• **Data about app and page elements**:
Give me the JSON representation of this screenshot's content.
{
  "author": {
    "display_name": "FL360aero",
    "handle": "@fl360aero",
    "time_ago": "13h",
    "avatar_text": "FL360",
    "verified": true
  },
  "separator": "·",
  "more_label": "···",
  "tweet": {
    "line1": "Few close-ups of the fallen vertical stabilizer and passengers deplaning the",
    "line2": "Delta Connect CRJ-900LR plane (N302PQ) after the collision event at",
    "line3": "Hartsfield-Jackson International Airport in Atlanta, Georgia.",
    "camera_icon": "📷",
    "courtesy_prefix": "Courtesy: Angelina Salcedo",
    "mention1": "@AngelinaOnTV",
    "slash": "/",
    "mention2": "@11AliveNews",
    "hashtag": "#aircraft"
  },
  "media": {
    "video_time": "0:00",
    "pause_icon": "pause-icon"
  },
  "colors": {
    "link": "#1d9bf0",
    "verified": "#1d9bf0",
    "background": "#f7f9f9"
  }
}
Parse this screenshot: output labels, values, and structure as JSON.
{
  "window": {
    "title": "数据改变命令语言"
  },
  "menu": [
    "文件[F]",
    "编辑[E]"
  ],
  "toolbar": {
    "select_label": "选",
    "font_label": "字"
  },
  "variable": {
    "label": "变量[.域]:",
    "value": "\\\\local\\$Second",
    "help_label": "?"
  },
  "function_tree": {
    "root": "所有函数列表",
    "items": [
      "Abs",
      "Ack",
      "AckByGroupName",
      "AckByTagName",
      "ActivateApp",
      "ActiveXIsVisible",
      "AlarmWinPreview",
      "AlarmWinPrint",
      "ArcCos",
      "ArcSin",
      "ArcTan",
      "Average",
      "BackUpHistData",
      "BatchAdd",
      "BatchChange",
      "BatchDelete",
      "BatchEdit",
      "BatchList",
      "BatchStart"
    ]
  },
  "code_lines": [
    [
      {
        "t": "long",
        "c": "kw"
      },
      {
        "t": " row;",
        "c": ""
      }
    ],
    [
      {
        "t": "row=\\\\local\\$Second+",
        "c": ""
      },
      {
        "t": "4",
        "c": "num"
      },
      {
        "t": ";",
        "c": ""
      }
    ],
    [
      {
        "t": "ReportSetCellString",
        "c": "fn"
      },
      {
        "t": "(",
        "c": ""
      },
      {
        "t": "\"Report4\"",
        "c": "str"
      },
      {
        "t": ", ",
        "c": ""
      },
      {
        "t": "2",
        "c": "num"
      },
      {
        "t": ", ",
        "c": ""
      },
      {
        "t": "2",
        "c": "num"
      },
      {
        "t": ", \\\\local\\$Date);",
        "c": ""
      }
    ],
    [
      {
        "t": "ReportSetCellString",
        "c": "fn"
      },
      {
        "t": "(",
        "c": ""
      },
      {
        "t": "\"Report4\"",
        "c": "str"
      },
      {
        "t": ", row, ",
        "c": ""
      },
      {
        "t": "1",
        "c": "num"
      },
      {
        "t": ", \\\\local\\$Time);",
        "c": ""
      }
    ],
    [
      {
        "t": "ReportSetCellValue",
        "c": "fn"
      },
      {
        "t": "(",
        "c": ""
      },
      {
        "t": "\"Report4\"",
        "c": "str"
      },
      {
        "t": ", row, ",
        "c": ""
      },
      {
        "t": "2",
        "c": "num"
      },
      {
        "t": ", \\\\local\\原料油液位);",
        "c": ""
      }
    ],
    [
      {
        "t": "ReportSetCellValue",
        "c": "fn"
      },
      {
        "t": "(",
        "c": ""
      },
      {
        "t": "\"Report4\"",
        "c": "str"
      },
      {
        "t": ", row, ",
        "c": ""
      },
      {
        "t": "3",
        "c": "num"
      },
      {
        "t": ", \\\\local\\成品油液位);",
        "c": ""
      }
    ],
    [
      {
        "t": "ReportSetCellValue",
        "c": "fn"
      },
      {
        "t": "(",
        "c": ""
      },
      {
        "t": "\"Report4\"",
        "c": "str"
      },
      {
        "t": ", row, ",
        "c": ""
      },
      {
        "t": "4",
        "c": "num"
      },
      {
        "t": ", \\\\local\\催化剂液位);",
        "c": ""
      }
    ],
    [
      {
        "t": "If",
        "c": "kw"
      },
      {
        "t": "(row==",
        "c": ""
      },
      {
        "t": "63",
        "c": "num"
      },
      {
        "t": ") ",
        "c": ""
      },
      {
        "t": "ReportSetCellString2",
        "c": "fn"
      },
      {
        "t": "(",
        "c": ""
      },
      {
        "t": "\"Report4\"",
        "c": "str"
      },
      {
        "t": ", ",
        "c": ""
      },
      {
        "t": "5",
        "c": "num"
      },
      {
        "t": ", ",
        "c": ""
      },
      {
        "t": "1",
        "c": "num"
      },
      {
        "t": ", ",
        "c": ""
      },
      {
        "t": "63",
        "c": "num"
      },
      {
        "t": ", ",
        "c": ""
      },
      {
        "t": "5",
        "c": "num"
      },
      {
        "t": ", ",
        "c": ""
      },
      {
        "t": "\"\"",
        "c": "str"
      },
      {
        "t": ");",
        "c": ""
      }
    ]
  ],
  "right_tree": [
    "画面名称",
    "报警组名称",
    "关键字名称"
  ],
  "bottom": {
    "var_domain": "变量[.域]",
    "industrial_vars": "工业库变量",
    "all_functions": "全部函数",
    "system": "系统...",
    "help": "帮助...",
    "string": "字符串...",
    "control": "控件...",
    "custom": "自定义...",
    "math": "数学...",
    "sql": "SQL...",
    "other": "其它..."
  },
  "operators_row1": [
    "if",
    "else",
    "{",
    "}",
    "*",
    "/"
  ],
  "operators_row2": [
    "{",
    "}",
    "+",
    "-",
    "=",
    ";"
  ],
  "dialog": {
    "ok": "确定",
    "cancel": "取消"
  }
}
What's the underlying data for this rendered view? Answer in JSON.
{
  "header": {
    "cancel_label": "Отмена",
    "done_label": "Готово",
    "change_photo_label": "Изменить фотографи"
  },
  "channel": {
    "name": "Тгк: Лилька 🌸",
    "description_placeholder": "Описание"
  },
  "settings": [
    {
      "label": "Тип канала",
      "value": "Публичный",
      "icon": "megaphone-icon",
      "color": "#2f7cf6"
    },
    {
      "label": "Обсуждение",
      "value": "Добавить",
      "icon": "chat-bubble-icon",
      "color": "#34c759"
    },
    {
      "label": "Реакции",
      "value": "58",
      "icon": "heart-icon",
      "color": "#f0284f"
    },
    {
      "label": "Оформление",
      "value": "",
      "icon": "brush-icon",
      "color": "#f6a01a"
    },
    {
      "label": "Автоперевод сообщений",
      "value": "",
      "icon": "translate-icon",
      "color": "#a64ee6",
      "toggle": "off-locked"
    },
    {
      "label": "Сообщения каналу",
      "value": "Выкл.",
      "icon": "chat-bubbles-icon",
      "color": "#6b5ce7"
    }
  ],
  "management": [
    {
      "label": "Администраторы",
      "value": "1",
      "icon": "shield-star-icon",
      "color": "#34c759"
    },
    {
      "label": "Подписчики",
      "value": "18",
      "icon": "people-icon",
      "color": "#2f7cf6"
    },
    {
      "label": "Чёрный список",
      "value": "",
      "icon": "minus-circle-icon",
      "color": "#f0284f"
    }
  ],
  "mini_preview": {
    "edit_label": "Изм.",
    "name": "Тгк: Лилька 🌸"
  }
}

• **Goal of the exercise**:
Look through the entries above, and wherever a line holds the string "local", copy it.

• **Output of the task**:
    "value": "\\\\local\\$Second",
        "t": "row=\\\\local\\$Second+",
        "t": ", \\\\local\\$Date);",
        "t": ", \\\\local\\$Time);",
        "t": ", \\\\local\\原料油液位);",
        "t": ", \\\\local\\成品油液位);",
        "t": ", \\\\local\\催化剂液位);",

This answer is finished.